The Graduate School offers many workshops, of varying length, to support graduate students with their writing. All workshops are open to enrolled University of Maryland graduate students free of charge. Please see the Events section for the current workshop schedule.
We welcome suggestions for workshops and will design and provide programs for specific departmental needs upon request. Please contact Dr. Linda Macri, Director of Graduate Writing Initiatives, with questions.
January Thesis & Dissertation Retreat
January 8-11, 2018 Applications now being accepted at go.umd.edu/Jan18Retreat
The Thesis & Dissertation Retreat will afford participants time to write along with opportunities for one-on-one writing consultations with Writing Fellows and presentations about topics such as setting goals and structuring writing time. Participants must have an approved prospectus or thesis topic and must commit to attending each day.

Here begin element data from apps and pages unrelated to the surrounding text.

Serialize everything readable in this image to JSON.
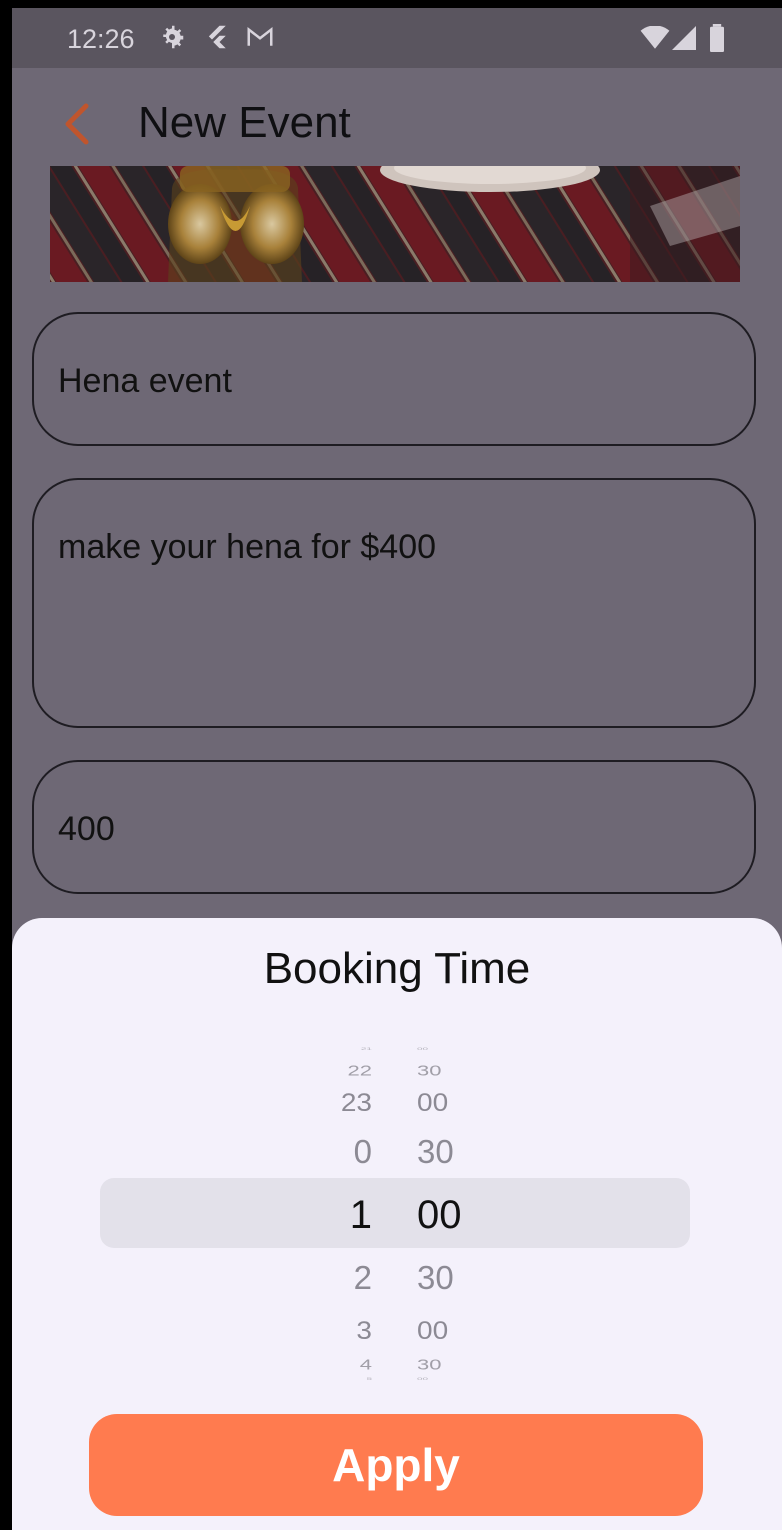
{
  "status_bar": {
    "time": "12:26",
    "icons": [
      "settings-icon",
      "flutter-icon",
      "gmail-icon",
      "wifi-icon",
      "signal-icon",
      "battery-icon"
    ]
  },
  "app_bar": {
    "back_icon": "chevron-left-icon",
    "title": "New Event",
    "accent_color": "#c0552d"
  },
  "form": {
    "name_value": "Hena event",
    "description_value": "make your hena for $400",
    "price_value": "400"
  },
  "time_picker": {
    "title": "Booking Time",
    "hours": [
      "21",
      "22",
      "23",
      "0",
      "1",
      "2",
      "3",
      "4",
      "5"
    ],
    "minutes": [
      "00",
      "30",
      "00",
      "30",
      "00",
      "30",
      "00",
      "30",
      "00"
    ],
    "selected_hour": "1",
    "selected_minute": "00",
    "apply_label": "Apply",
    "apply_color": "#ff7b4f"
  }
}
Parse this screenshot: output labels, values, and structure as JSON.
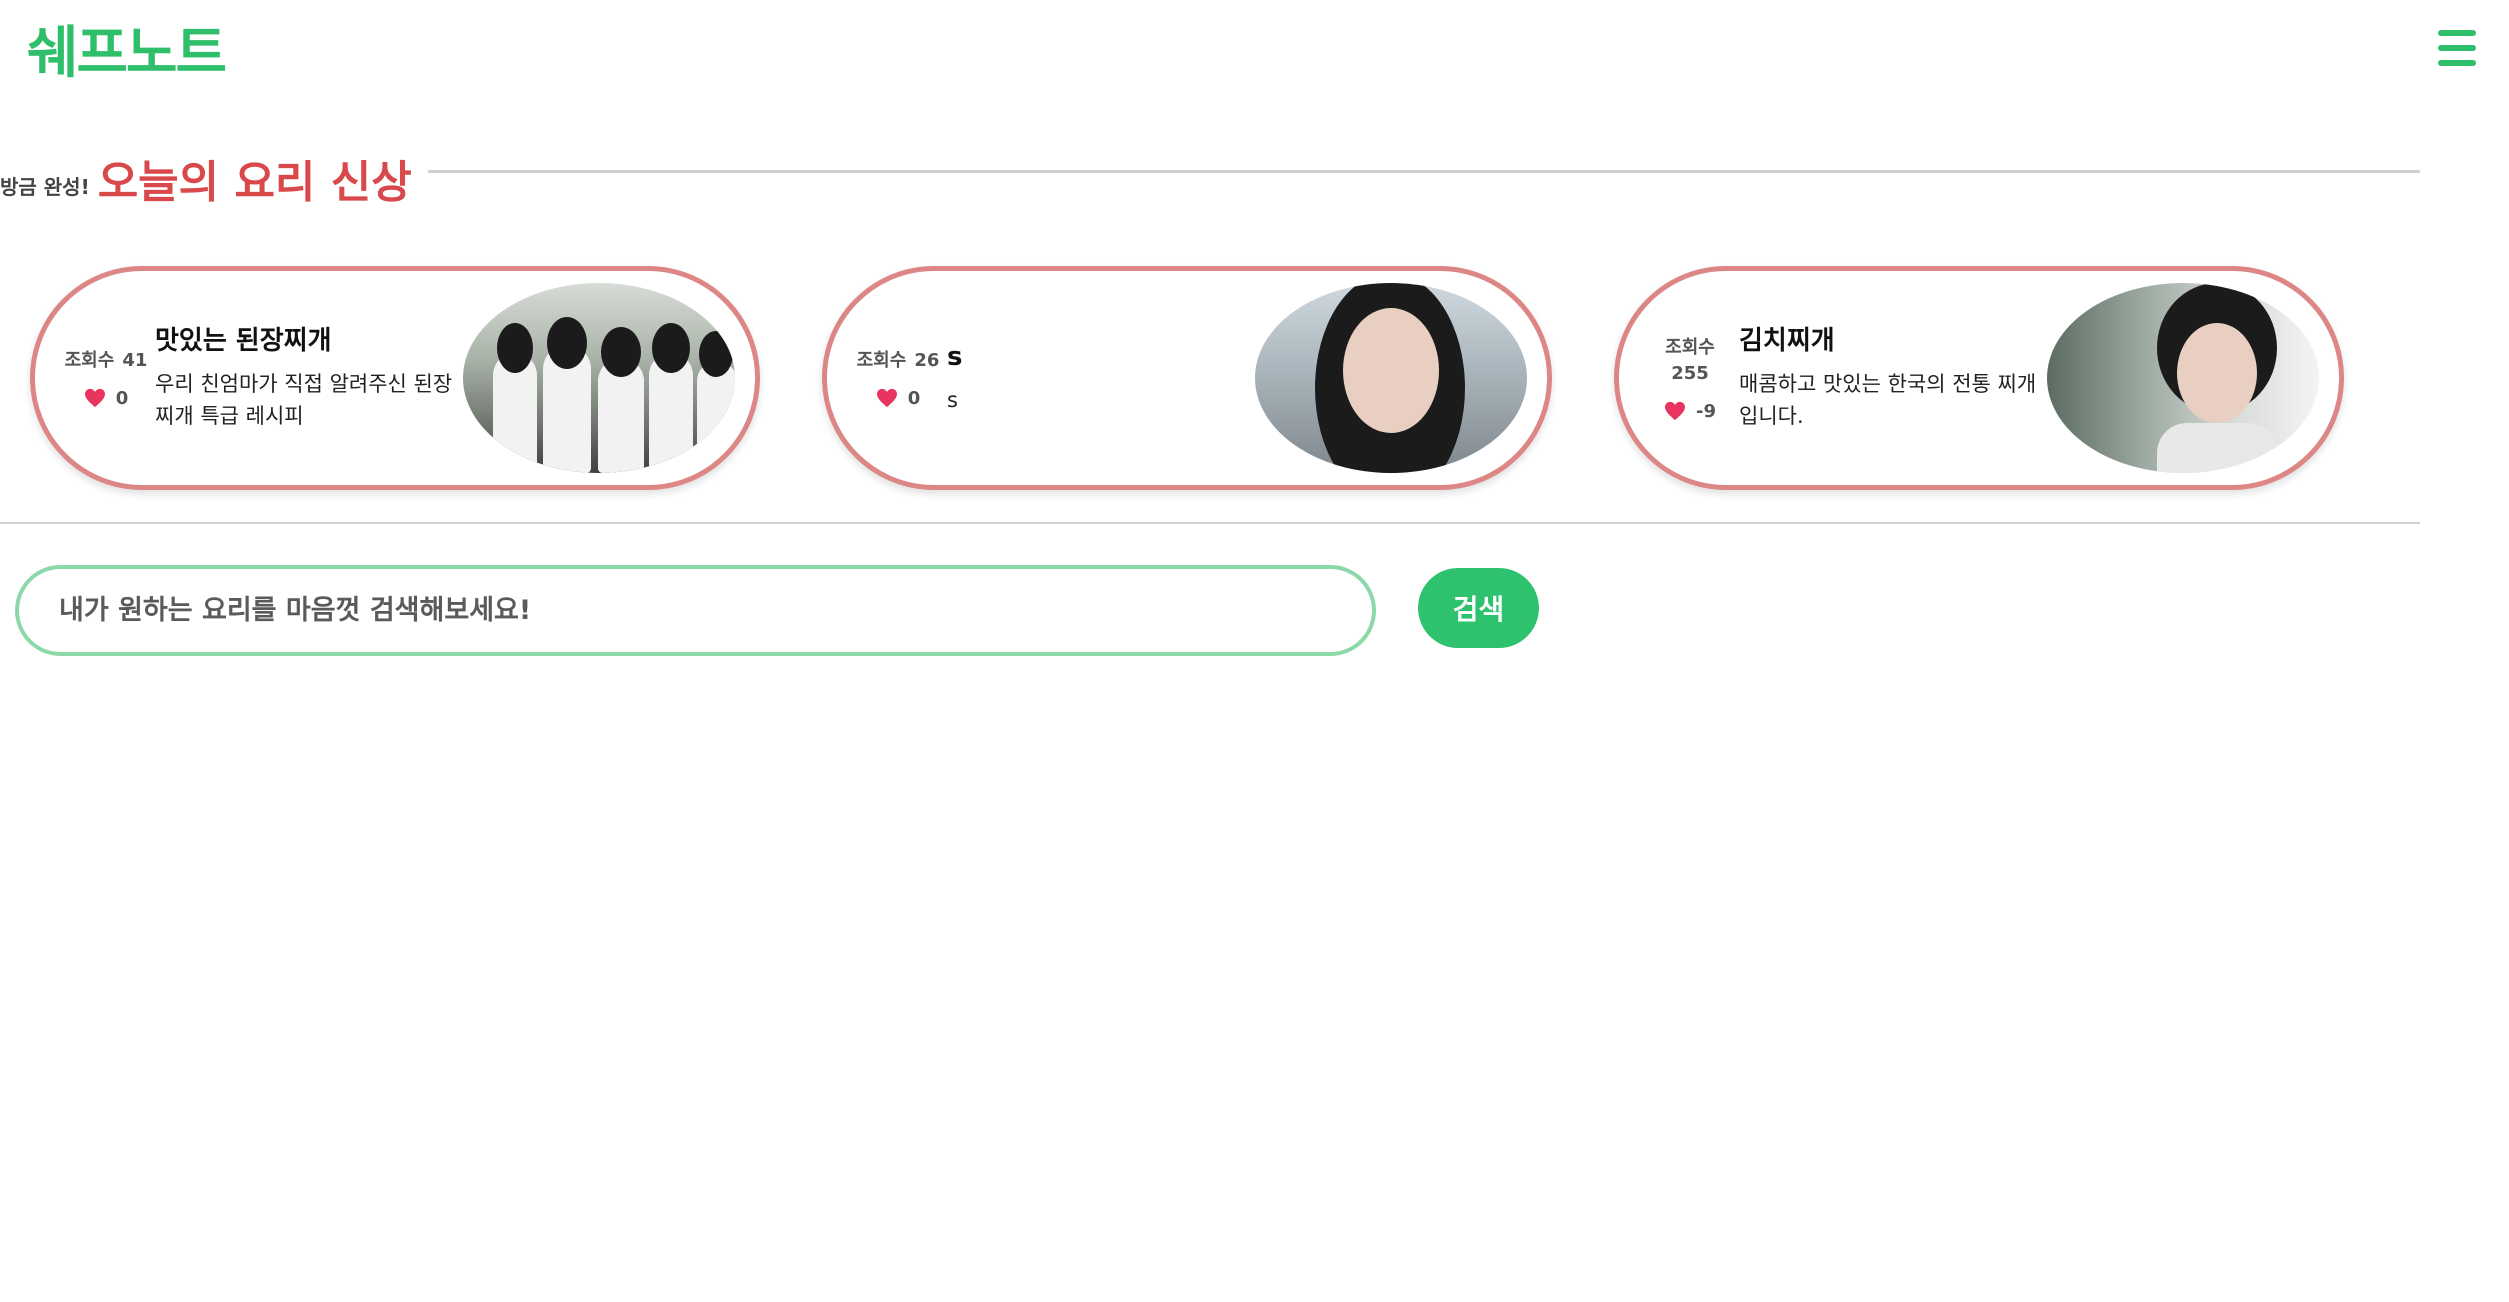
{
  "header": {
    "logo": "쉐프노트",
    "menu_icon": "hamburger-icon"
  },
  "section": {
    "subtitle": "방금 완성!",
    "title": "오늘의 요리 신상"
  },
  "colors": {
    "brand": "#2fbf6a",
    "accent": "#d9484a",
    "card_border": "#dc8686",
    "heart": "#e8345f"
  },
  "cards": [
    {
      "views_label": "조회수",
      "views": "41",
      "likes": "0",
      "title": "맛있는 된장찌개",
      "description": "우리 친엄마가 직접 알려주신 된장찌개 특급 레시피",
      "image_icon": "recipe-photo"
    },
    {
      "views_label": "조회수",
      "views": "26",
      "likes": "0",
      "title": "s",
      "description": "s",
      "image_icon": "recipe-photo"
    },
    {
      "views_label": "조회수",
      "views": "255",
      "likes": "-9",
      "title": "김치찌개",
      "description": "매콤하고 맛있는 한국의 전통 찌개입니다.",
      "image_icon": "recipe-photo"
    }
  ],
  "search": {
    "placeholder": "내가 원하는 요리를 마음껏 검색해보세요!",
    "value": "",
    "button_label": "검색"
  }
}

The retreat is limited to 25 students. A $40 fee (to cover meals and refreshments) will be required to secure a place.
Early Stage Dissertation Retreat
Dates TBA; end of May-beginning of June 2018
This retreat is designed specifically for students who are BEGINNING the process of writing their dissertations (depending on your program, that likely means you recently received approval for your proposed topic, but you MUST be ready to write). In this retreat, graduate students will identify and practice strategies for effective writing productivity, work on an individualized plan for writing and degree completion, have the opportunity to meet with a subject area librarian, build a peer writing support community, and, of course, spend time writing.
The retreat is limited to 25 students. A $40 fee (to cover lunch and refreshments) will be required to secure a place.
How to Write a Literature Review: An Introduction to Writing and Research in Graduate School
New to research at the graduate level or just need a refresher? Not sure how to move from research to writing? Join us for this workshop, offered in conjunction with librarians from the Research Commons, focusing on entering an academic conversation through research and writing. The workshop will cover graduate-specific library privileges, effective research and citation practices, writing from sources, and a general introduction to the literature review process.
Tuesday, October 10, 2017, from 10am-12pm, 6137 McKeldin. Register here.
Wednesday, October 11, 2017, from 2-4pm,6137 McKeldin. Register here.
Snack Writing: Take a Bite Out of Your Writing
Tuesday, October 17, 9:30-11:30am, Graduate Student Life Office, Stamp Student Union
Wednesday, October 18, 2-4pm, Graduate Student Life Office, Stamp Student Union
You might think you need to sit down for hours at a time to accomplish much in your writing project, but there's good research that suggests that "snack" writing, rather than "binge" writing, can be an effective way to make progress on your writing projects. Come join the GS Writing Center and the Graduate Student Life Office for a snack writing break to discover how to use just 25 minutes to move your writing forward. And, of course, we'll have snacks!
Grant Geography: Finding, Writing, and Submitting Successful Grant Applications
Tuesday, October 24, 2-3:30pm
Wednesday, October 25, 2-3:30pm
Thursday, October 26, 11am-12:30pm
This event will provide students with several tools for finding funding opportunities and guidance on how to frame your research in a grant application. Participants should bring a rough draft of their project summaries for this hands-on workshop.
Three Minute Thesis Workshop: How to Create a Successful Presentation
Coming in Spring 2018; dates TBA
The 3MT competition challenges students to communicate the significance of their research projects to a non-specialist audience in just three minutes. Learn how at this workshop. Post-candidacy doctoral students are invited to compete in the Graduate School's 3MT Competition.
Revising and Editing Your Own Writing
You have a draft of that seminar paper or dissertation chapter – but now what? How do you move toward the next draft? Where do you begin to revise? How can you be an effective editor of your own work? In this two-hour workshop, writing fellows offer guidance on how to conceptualize and achieve effective revision. Space is limited to 12 students, and students must have a draft of a paper in progress when they attend.
Offered in the last month of the semester.